YOUR OBJECTIVE: Which lines below include "JSON"? Copy them all.

INPUT DATA:
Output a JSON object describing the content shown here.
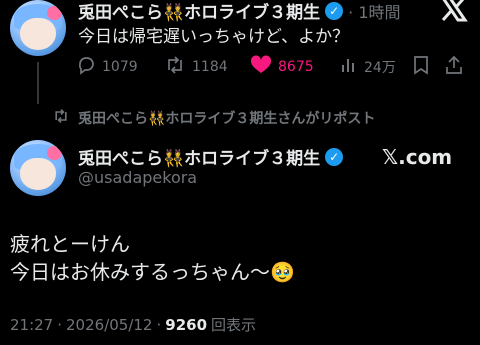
{
  "post1": {
    "author_name": "兎田ぺこら👯ホロライブ３期生",
    "timestamp": "· 1時間",
    "text": "今日は帰宅遅いっちゃけど、よか？",
    "stats": {
      "replies": "1079",
      "reposts": "1184",
      "likes": "8675",
      "views": "24万"
    }
  },
  "repost_banner": {
    "text": "兎田ぺこら👯ホロライブ３期生さんがリポスト"
  },
  "post2": {
    "author_name": "兎田ぺこら👯ホロライブ３期生",
    "handle": "@usadapekora",
    "text_line1": "疲れとーけん",
    "text_line2": "今日はお休みするっちゃん〜🥹",
    "time": "21:27",
    "date": "2026/05/12",
    "views_count": "9260",
    "views_label": "回表示",
    "brand": "𝕏.com"
  },
  "icons": {
    "x_logo": "x-logo",
    "verified": "verified-badge",
    "reply": "reply-icon",
    "repost": "repost-icon",
    "like": "heart-icon",
    "views": "views-icon",
    "bookmark": "bookmark-icon",
    "share": "share-icon"
  },
  "colors": {
    "background": "#000000",
    "text": "#e7e9ea",
    "muted": "#71767b",
    "verified": "#1d9bf0",
    "like": "#f91880"
  }
}
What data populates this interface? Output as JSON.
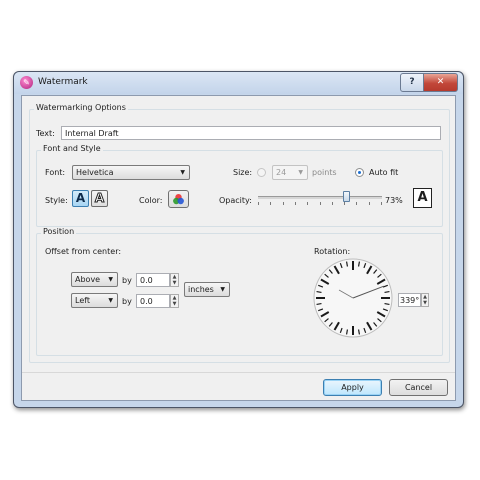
{
  "window": {
    "title": "Watermark",
    "help_label": "?",
    "close_label": "✕"
  },
  "options": {
    "group_label": "Watermarking Options",
    "text_label": "Text:",
    "text_value": "Internal Draft"
  },
  "font_style": {
    "group_label": "Font and Style",
    "font_label": "Font:",
    "font_value": "Helvetica",
    "size_label": "Size:",
    "size_value": "24",
    "size_unit": "points",
    "autofit_label": "Auto fit",
    "autofit_selected": true,
    "style_label": "Style:",
    "style_filled_glyph": "A",
    "style_outline_glyph": "A",
    "color_label": "Color:",
    "opacity_label": "Opacity:",
    "opacity_value": "73%",
    "opacity_fraction": 0.73,
    "preview_glyph": "A"
  },
  "position": {
    "group_label": "Position",
    "offset_label": "Offset from center:",
    "h_align": "Above",
    "h_by_label": "by",
    "h_value": "0.0",
    "v_align": "Left",
    "v_by_label": "by",
    "v_value": "0.0",
    "units": "inches",
    "rotation_label": "Rotation:",
    "rotation_value": "339°",
    "rotation_degrees": 339
  },
  "buttons": {
    "apply": "Apply",
    "cancel": "Cancel"
  },
  "colors": {
    "accent": "#1e6fd0",
    "title_bar": "#c6d6ea",
    "close": "#c2473a"
  }
}
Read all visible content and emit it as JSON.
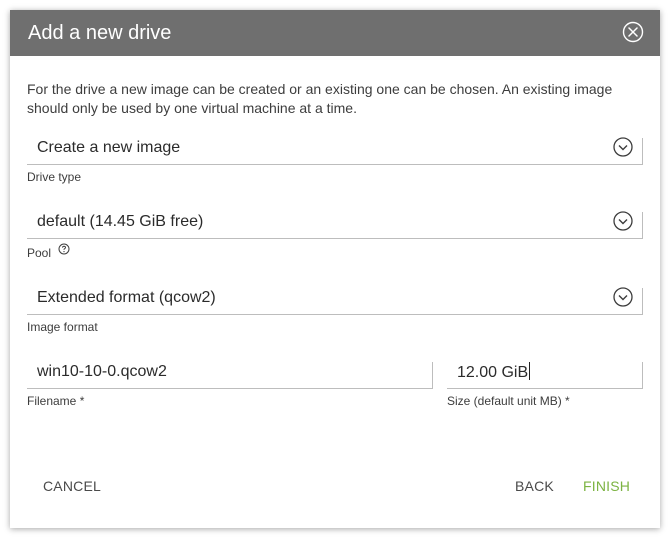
{
  "dialog": {
    "title": "Add a new drive",
    "close_icon": "close-circle-icon",
    "description": "For the drive a new image can be created or an existing one can be chosen. An existing image should only be used by one virtual machine at a time.",
    "drive_type": {
      "value": "Create a new image",
      "label": "Drive type"
    },
    "pool": {
      "value": "default (14.45 GiB free)",
      "label": "Pool",
      "help_icon": "question-circle-icon"
    },
    "image_format": {
      "value": "Extended format (qcow2)",
      "label": "Image format"
    },
    "filename": {
      "value": "win10-10-0.qcow2",
      "label": "Filename *"
    },
    "size": {
      "value": "12.00 GiB",
      "label": "Size (default unit MB) *"
    },
    "buttons": {
      "cancel": "CANCEL",
      "back": "BACK",
      "finish": "FINISH"
    },
    "colors": {
      "titlebar": "#6f6f6f",
      "accent": "#7cb342",
      "text": "#3d3d3d"
    }
  }
}
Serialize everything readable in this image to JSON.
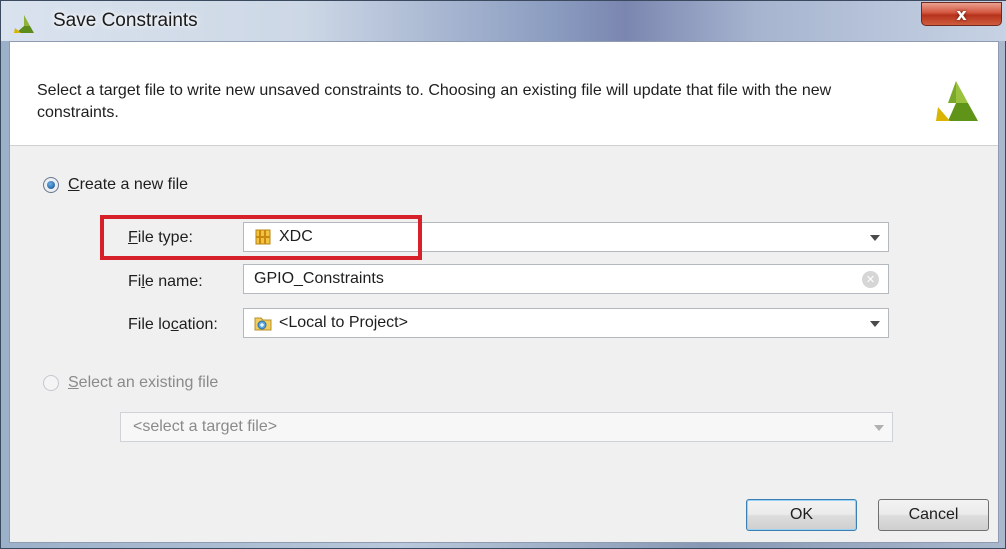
{
  "window": {
    "title": "Save Constraints",
    "close_glyph": "x"
  },
  "header": {
    "description": "Select a target file to write new unsaved constraints to. Choosing an existing file will update that file with the new constraints."
  },
  "create_option": {
    "label_mnemonic": "C",
    "label_rest": "reate a new file",
    "selected": true
  },
  "fields": {
    "file_type": {
      "label_mnemonic": "F",
      "label_rest": "ile type:",
      "value": "XDC",
      "icon": "xdc-file-icon"
    },
    "file_name": {
      "label_pre": "Fi",
      "label_mnemonic": "l",
      "label_rest": "e name:",
      "value": "GPIO_Constraints",
      "clear_icon": "clear-icon"
    },
    "file_location": {
      "label_pre": "File lo",
      "label_mnemonic": "c",
      "label_rest": "ation:",
      "value": "<Local to Project>",
      "icon": "folder-icon"
    }
  },
  "existing_option": {
    "label_mnemonic": "S",
    "label_rest": "elect an existing file",
    "selected": false,
    "enabled": false,
    "target_placeholder": "<select a target file>"
  },
  "buttons": {
    "ok": "OK",
    "cancel": "Cancel"
  },
  "colors": {
    "highlight": "#d6202a",
    "logo_green": "#6a9a1f",
    "logo_yellow": "#d9b400"
  }
}
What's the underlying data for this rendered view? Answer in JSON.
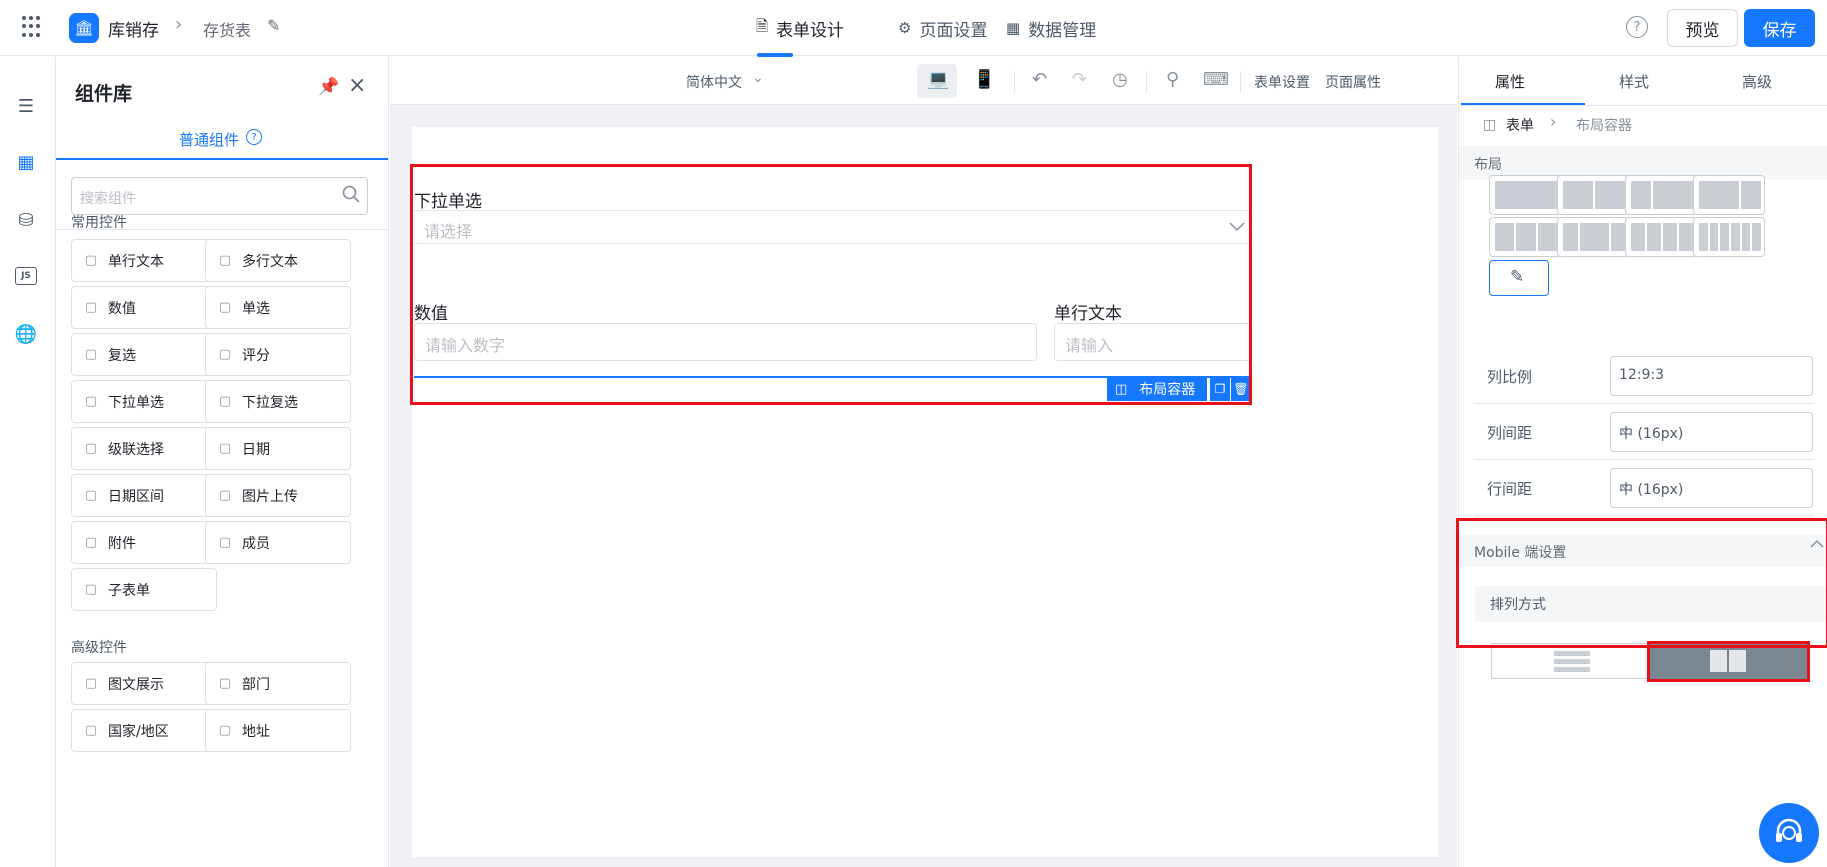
{
  "app": {
    "name": "库销存",
    "page": "存货表"
  },
  "nav": {
    "tabs": [
      {
        "label": "表单设计",
        "icon": "document-icon"
      },
      {
        "label": "页面设置",
        "icon": "gear-icon"
      },
      {
        "label": "数据管理",
        "icon": "grid-icon"
      }
    ]
  },
  "actions": {
    "preview": "预览",
    "save": "保存"
  },
  "library": {
    "title": "组件库",
    "tab": "普通组件",
    "search_placeholder": "搜索组件",
    "common_title": "常用控件",
    "common": [
      {
        "label": "单行文本",
        "icon": "text-input-icon"
      },
      {
        "label": "多行文本",
        "icon": "textarea-icon"
      },
      {
        "label": "数值",
        "icon": "number-icon"
      },
      {
        "label": "单选",
        "icon": "radio-icon"
      },
      {
        "label": "复选",
        "icon": "checkbox-icon"
      },
      {
        "label": "评分",
        "icon": "star-icon"
      },
      {
        "label": "下拉单选",
        "icon": "select-icon"
      },
      {
        "label": "下拉复选",
        "icon": "multiselect-icon"
      },
      {
        "label": "级联选择",
        "icon": "cascade-icon"
      },
      {
        "label": "日期",
        "icon": "calendar-icon"
      },
      {
        "label": "日期区间",
        "icon": "date-range-icon"
      },
      {
        "label": "图片上传",
        "icon": "image-icon"
      },
      {
        "label": "附件",
        "icon": "paperclip-icon"
      },
      {
        "label": "成员",
        "icon": "user-icon"
      },
      {
        "label": "子表单",
        "icon": "subform-icon"
      }
    ],
    "advanced_title": "高级控件",
    "advanced": [
      {
        "label": "图文展示",
        "icon": "richtext-icon"
      },
      {
        "label": "部门",
        "icon": "department-icon"
      },
      {
        "label": "国家/地区",
        "icon": "globe-icon"
      },
      {
        "label": "地址",
        "icon": "location-icon"
      }
    ]
  },
  "toolbar": {
    "language": "简体中文",
    "form_settings": "表单设置",
    "page_props": "页面属性"
  },
  "form": {
    "select_label": "下拉单选",
    "select_placeholder": "请选择",
    "number_label": "数值",
    "number_placeholder": "请输入数字",
    "text_label": "单行文本",
    "text_placeholder": "请输入",
    "container_tag": "布局容器"
  },
  "props": {
    "tabs": [
      "属性",
      "样式",
      "高级"
    ],
    "breadcrumb": [
      "表单",
      "布局容器"
    ],
    "layout_title": "布局",
    "col_ratio_label": "列比例",
    "col_ratio_value": "12:9:3",
    "col_gap_label": "列间距",
    "col_gap_value": "中 (16px)",
    "row_gap_label": "行间距",
    "row_gap_value": "中 (16px)",
    "mobile_title": "Mobile 端设置",
    "arrange_label": "排列方式"
  },
  "colors": {
    "accent": "#1677ff",
    "highlight": "#e8101a"
  }
}
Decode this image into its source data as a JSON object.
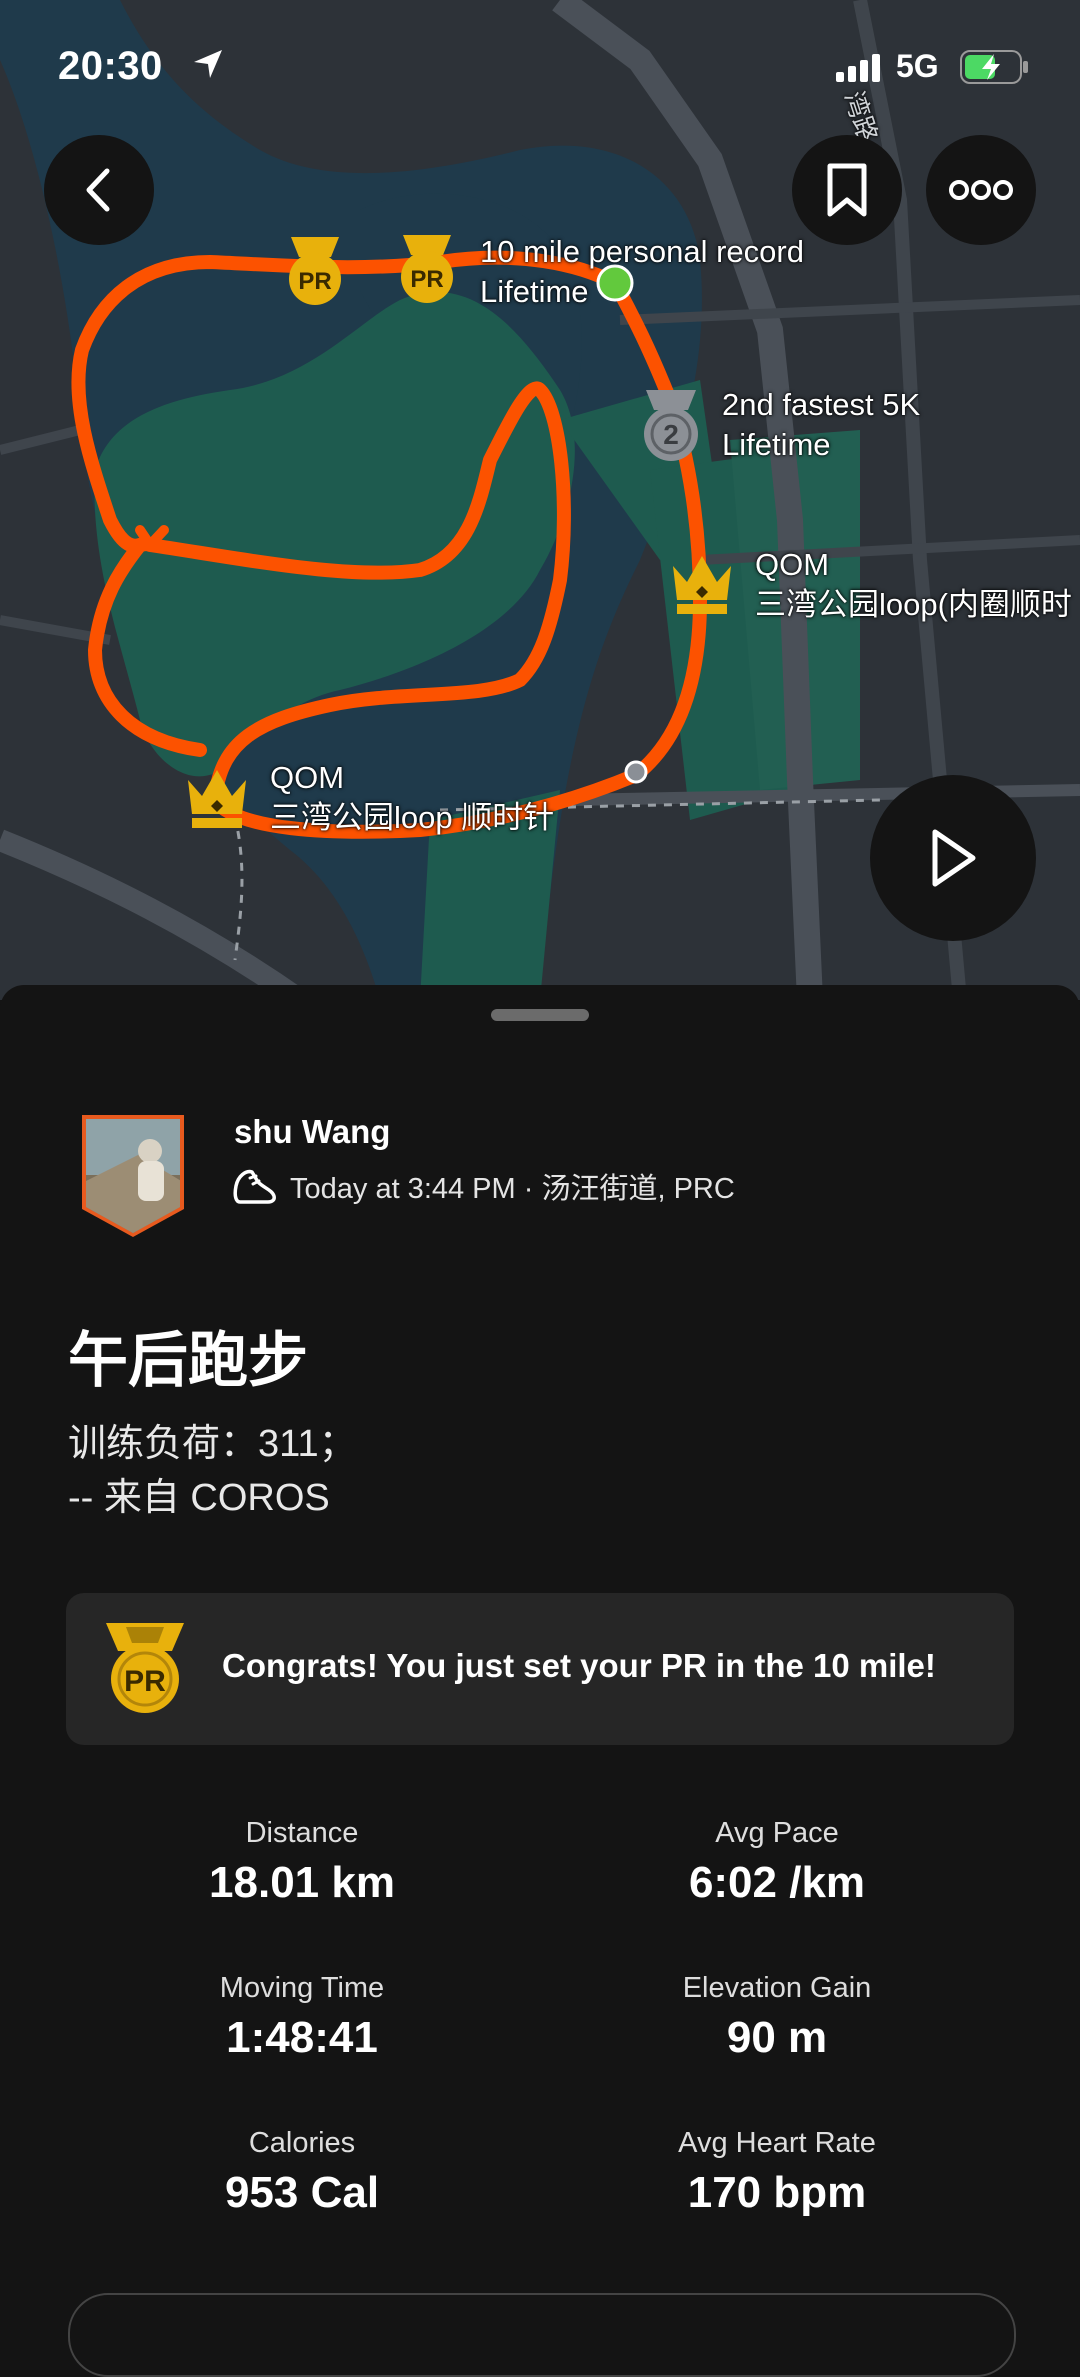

WRITTEN ANSWER:
Output a JSON object describing the content shown here.
What data populates this interface? Output as JSON.
Read all visible content and emit it as JSON.
Serialize everything readable in this image to JSON.
What's the underlying data for this rendered view? Answer in JSON.
Decode this image into its source data as a JSON object.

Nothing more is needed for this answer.